"It’s a good thing mah brother wuzn’t round heah when it happened do he would uh kilt somebody. Mah son too. Dey got some manhood about ‘em." (17.45-46)
In the first paragraph here, Mrs. Turner reminds readers of Joe Starks, with his big incessant voice and beating hands. To further humiliate her husband, she cites some close relations who "got some manhood about ‘em" in contrast to her husband’s perceived effeminacy for not fighting or killing anyone.
[Tea Cake]: "You don’t have tuh say, if it wuzn’t fuh me, baby, cause Ah’m heah, and then Ah want yuh tuh know it’s uh man heah." (18.109)

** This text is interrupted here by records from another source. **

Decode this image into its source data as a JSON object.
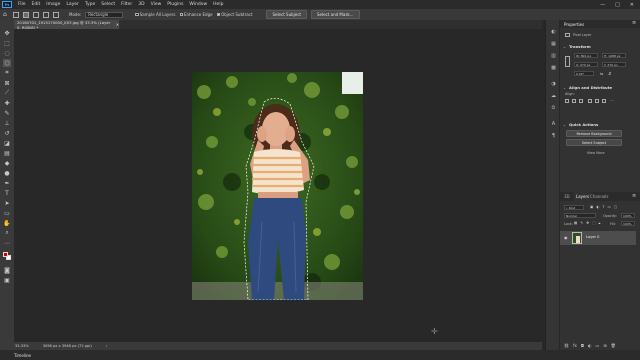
{
  "app": {
    "logo": "Ps",
    "accent": "#31a8ff"
  },
  "menu": [
    "File",
    "Edit",
    "Image",
    "Layer",
    "Type",
    "Select",
    "Filter",
    "3D",
    "View",
    "Plugins",
    "Window",
    "Help"
  ],
  "window_controls": [
    "—",
    "□",
    "✕"
  ],
  "options_bar": {
    "mode_label": "Mode:",
    "mode_value": "Rectangle",
    "sample_all_layers": "Sample All Layers",
    "enhance_edge": "Enhance Edge",
    "object_subtract": "Object Subtract",
    "select_subject": "Select Subject",
    "select_and_mask": "Select and Mask..."
  },
  "document_tab": "20180701_1915170000_K03.jpg @ 33.3% (Layer 0, RGB/8) *",
  "status": {
    "zoom": "33.33%",
    "doc_size": "3096 px x 3948 px (72 ppi)"
  },
  "bottom_panel": "Timeline",
  "tools": [
    "move-icon",
    "marquee-icon",
    "lasso-icon",
    "quick-select-icon",
    "crop-icon",
    "frame-icon",
    "eyedropper-icon",
    "healing-icon",
    "brush-icon",
    "stamp-icon",
    "history-brush-icon",
    "eraser-icon",
    "gradient-icon",
    "blur-icon",
    "dodge-icon",
    "pen-icon",
    "type-icon",
    "path-select-icon",
    "rectangle-icon",
    "hand-icon",
    "zoom-icon",
    "more-icon"
  ],
  "colors": {
    "foreground": "#d40000",
    "background": "#ffffff"
  },
  "properties": {
    "tab": "Properties",
    "layer_type": "Pixel Layer",
    "transform_title": "Transform",
    "w": "W: 891 px",
    "h": "H: 1088 px",
    "x": "X: 270 px",
    "y": "Y: 270 px",
    "angle": "0.00°",
    "align_title": "Align and Distribute",
    "align_label": "Align:",
    "quick_actions_title": "Quick Actions",
    "remove_background": "Remove Background",
    "select_subject": "Select Subject",
    "view_more": "View More"
  },
  "layers_panel": {
    "tabs": [
      "3D",
      "Layers",
      "Channels"
    ],
    "kind": "Kind",
    "blend_mode": "Normal",
    "opacity_label": "Opacity:",
    "opacity_value": "100%",
    "lock_label": "Lock:",
    "fill_label": "Fill:",
    "fill_value": "100%",
    "layers": [
      {
        "name": "Layer 0",
        "visible": true
      }
    ]
  }
}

Tea Cake considers himself a man because he is always there for Janie and he is willing to perform all sorts of gallantries for her.
"Janie, us got tuh git outa dis house and outa dis man’s town. Ah don’t mean tuh work lak dat no mo’."
"Naw, naw, Tea Cake. Less stay right in heah until it’s all over. If dey can’t see yuh, dey can’t bother yuh." (19.34-35)
Here, Janie reverts back to a stereotypically feminine role of wanting to be passive – out of fear. Tea Cake, however, asserts his masculinity by insisting on action.